Exercise:
Return every line of the data below word for word, including the punctuation.
+ + +
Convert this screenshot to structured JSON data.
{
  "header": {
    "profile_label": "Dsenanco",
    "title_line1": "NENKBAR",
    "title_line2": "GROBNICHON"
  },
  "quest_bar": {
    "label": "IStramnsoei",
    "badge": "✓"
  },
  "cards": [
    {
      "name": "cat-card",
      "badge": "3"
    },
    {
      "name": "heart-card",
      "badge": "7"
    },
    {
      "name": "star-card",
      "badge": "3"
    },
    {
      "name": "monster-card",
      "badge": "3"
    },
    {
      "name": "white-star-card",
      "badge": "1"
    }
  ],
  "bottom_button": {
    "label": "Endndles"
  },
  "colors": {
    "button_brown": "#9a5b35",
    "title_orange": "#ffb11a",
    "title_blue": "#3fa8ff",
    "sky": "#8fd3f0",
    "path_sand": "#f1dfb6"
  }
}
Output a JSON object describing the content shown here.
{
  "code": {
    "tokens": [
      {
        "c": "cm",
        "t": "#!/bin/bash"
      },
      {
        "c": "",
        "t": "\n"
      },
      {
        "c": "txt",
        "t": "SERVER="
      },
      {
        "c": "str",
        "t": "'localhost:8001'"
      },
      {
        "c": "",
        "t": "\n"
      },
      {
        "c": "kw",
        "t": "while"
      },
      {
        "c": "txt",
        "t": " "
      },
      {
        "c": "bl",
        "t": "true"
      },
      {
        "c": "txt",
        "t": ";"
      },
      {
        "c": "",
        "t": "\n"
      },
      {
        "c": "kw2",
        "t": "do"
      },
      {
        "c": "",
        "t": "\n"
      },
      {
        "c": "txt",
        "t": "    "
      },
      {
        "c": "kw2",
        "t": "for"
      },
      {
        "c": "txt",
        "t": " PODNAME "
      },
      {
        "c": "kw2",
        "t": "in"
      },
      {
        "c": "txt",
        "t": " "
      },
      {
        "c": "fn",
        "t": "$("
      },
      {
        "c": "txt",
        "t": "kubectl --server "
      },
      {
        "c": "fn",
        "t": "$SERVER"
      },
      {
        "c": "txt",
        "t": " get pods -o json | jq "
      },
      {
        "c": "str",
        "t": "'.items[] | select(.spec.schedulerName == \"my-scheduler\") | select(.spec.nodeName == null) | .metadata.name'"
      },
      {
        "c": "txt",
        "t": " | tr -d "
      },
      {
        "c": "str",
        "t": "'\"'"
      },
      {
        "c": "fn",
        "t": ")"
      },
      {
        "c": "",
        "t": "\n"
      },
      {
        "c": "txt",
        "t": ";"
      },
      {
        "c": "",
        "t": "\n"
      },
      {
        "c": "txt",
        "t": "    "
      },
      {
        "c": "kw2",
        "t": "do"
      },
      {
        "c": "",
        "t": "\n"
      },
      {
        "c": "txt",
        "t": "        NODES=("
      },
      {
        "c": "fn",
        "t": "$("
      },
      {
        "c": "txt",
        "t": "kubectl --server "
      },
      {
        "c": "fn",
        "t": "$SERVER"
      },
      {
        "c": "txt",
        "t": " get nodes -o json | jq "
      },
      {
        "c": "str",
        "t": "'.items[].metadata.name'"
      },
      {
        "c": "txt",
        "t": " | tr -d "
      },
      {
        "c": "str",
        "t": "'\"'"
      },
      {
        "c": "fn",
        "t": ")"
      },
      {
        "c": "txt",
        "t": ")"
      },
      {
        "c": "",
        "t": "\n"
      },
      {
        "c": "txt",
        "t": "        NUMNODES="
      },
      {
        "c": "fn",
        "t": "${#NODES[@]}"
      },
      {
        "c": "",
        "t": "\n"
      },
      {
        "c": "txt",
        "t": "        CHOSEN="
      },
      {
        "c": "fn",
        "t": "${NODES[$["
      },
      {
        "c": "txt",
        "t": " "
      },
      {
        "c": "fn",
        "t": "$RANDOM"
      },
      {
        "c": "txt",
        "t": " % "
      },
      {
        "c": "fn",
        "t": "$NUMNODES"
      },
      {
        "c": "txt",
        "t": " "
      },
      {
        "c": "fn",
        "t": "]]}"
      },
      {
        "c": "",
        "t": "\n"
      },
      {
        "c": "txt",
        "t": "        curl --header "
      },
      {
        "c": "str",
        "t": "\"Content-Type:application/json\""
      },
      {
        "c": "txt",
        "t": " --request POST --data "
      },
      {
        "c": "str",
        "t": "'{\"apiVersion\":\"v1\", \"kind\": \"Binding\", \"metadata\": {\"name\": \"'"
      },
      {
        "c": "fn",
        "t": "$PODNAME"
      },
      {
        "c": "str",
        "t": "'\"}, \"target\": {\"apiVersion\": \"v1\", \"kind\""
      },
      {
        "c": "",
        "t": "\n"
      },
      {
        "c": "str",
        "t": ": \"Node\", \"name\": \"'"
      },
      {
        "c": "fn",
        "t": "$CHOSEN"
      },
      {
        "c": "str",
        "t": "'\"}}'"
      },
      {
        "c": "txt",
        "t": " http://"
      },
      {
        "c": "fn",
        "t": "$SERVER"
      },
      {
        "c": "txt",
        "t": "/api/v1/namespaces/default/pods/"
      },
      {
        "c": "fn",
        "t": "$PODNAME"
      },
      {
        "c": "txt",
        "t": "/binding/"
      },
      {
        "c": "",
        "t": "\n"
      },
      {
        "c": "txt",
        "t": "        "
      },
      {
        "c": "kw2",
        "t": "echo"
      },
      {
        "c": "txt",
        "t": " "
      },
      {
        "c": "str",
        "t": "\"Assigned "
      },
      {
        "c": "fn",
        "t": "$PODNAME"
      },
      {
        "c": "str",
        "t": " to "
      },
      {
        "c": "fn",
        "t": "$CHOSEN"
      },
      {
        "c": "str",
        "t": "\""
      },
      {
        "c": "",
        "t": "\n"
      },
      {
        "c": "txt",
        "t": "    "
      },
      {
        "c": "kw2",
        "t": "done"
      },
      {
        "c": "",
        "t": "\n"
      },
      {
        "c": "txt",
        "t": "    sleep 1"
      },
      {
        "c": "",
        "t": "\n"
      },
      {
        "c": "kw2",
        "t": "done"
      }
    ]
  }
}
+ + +
Answer below:
Convert this screenshot to structured JSON data.
{
  "header": {
    "profile_label": "Dsenanco",
    "title_line1": "NENKBAR",
    "title_line2": "GROBNICHON"
  },
  "quest_bar": {
    "label": "IStramnsoei",
    "badge": "✓"
  },
  "cards": [
    {
      "name": "cat-card",
      "badge": "3"
    },
    {
      "name": "heart-card",
      "badge": "7"
    },
    {
      "name": "star-card",
      "badge": "3"
    },
    {
      "name": "monster-card",
      "badge": "3"
    },
    {
      "name": "white-star-card",
      "badge": "1"
    }
  ],
  "bottom_button": {
    "label": "Endndles"
  },
  "colors": {
    "button_brown": "#9a5b35",
    "title_orange": "#ffb11a",
    "title_blue": "#3fa8ff",
    "sky": "#8fd3f0",
    "path_sand": "#f1dfb6"
  }
}
Output a JSON object describing the content shown here.
{
  "code": {
    "tokens": [
      {
        "c": "cm",
        "t": "#!/bin/bash"
      },
      {
        "c": "",
        "t": "\n"
      },
      {
        "c": "txt",
        "t": "SERVER="
      },
      {
        "c": "str",
        "t": "'localhost:8001'"
      },
      {
        "c": "",
        "t": "\n"
      },
      {
        "c": "kw",
        "t": "while"
      },
      {
        "c": "txt",
        "t": " "
      },
      {
        "c": "bl",
        "t": "true"
      },
      {
        "c": "txt",
        "t": ";"
      },
      {
        "c": "",
        "t": "\n"
      },
      {
        "c": "kw2",
        "t": "do"
      },
      {
        "c": "",
        "t": "\n"
      },
      {
        "c": "txt",
        "t": "    "
      },
      {
        "c": "kw2",
        "t": "for"
      },
      {
        "c": "txt",
        "t": " PODNAME "
      },
      {
        "c": "kw2",
        "t": "in"
      },
      {
        "c": "txt",
        "t": " "
      },
      {
        "c": "fn",
        "t": "$("
      },
      {
        "c": "txt",
        "t": "kubectl --server "
      },
      {
        "c": "fn",
        "t": "$SERVER"
      },
      {
        "c": "txt",
        "t": " get pods -o json | jq "
      },
      {
        "c": "str",
        "t": "'.items[] | select(.spec.schedulerName == \"my-scheduler\") | select(.spec.nodeName == null) | .metadata.name'"
      },
      {
        "c": "txt",
        "t": " | tr -d "
      },
      {
        "c": "str",
        "t": "'\"'"
      },
      {
        "c": "fn",
        "t": ")"
      },
      {
        "c": "",
        "t": "\n"
      },
      {
        "c": "txt",
        "t": ";"
      },
      {
        "c": "",
        "t": "\n"
      },
      {
        "c": "txt",
        "t": "    "
      },
      {
        "c": "kw2",
        "t": "do"
      },
      {
        "c": "",
        "t": "\n"
      },
      {
        "c": "txt",
        "t": "        NODES=("
      },
      {
        "c": "fn",
        "t": "$("
      },
      {
        "c": "txt",
        "t": "kubectl --server "
      },
      {
        "c": "fn",
        "t": "$SERVER"
      },
      {
        "c": "txt",
        "t": " get nodes -o json | jq "
      },
      {
        "c": "str",
        "t": "'.items[].metadata.name'"
      },
      {
        "c": "txt",
        "t": " | tr -d "
      },
      {
        "c": "str",
        "t": "'\"'"
      },
      {
        "c": "fn",
        "t": ")"
      },
      {
        "c": "txt",
        "t": ")"
      },
      {
        "c": "",
        "t": "\n"
      },
      {
        "c": "txt",
        "t": "        NUMNODES="
      },
      {
        "c": "fn",
        "t": "${#NODES[@]}"
      },
      {
        "c": "",
        "t": "\n"
      },
      {
        "c": "txt",
        "t": "        CHOSEN="
      },
      {
        "c": "fn",
        "t": "${NODES[$["
      },
      {
        "c": "txt",
        "t": " "
      },
      {
        "c": "fn",
        "t": "$RANDOM"
      },
      {
        "c": "txt",
        "t": " % "
      },
      {
        "c": "fn",
        "t": "$NUMNODES"
      },
      {
        "c": "txt",
        "t": " "
      },
      {
        "c": "fn",
        "t": "]]}"
      },
      {
        "c": "",
        "t": "\n"
      },
      {
        "c": "txt",
        "t": "        curl --header "
      },
      {
        "c": "str",
        "t": "\"Content-Type:application/json\""
      },
      {
        "c": "txt",
        "t": " --request POST --data "
      },
      {
        "c": "str",
        "t": "'{\"apiVersion\":\"v1\", \"kind\": \"Binding\", \"metadata\": {\"name\": \"'"
      },
      {
        "c": "fn",
        "t": "$PODNAME"
      },
      {
        "c": "str",
        "t": "'\"}, \"target\": {\"apiVersion\": \"v1\", \"kind\""
      },
      {
        "c": "",
        "t": "\n"
      },
      {
        "c": "str",
        "t": ": \"Node\", \"name\": \"'"
      },
      {
        "c": "fn",
        "t": "$CHOSEN"
      },
      {
        "c": "str",
        "t": "'\"}}'"
      },
      {
        "c": "txt",
        "t": " http://"
      },
      {
        "c": "fn",
        "t": "$SERVER"
      },
      {
        "c": "txt",
        "t": "/api/v1/namespaces/default/pods/"
      },
      {
        "c": "fn",
        "t": "$PODNAME"
      },
      {
        "c": "txt",
        "t": "/binding/"
      },
      {
        "c": "",
        "t": "\n"
      },
      {
        "c": "txt",
        "t": "        "
      },
      {
        "c": "kw2",
        "t": "echo"
      },
      {
        "c": "txt",
        "t": " "
      },
      {
        "c": "str",
        "t": "\"Assigned "
      },
      {
        "c": "fn",
        "t": "$PODNAME"
      },
      {
        "c": "str",
        "t": " to "
      },
      {
        "c": "fn",
        "t": "$CHOSEN"
      },
      {
        "c": "str",
        "t": "\""
      },
      {
        "c": "",
        "t": "\n"
      },
      {
        "c": "txt",
        "t": "    "
      },
      {
        "c": "kw2",
        "t": "done"
      },
      {
        "c": "",
        "t": "\n"
      },
      {
        "c": "txt",
        "t": "    sleep 1"
      },
      {
        "c": "",
        "t": "\n"
      },
      {
        "c": "kw2",
        "t": "done"
      }
    ]
  }
}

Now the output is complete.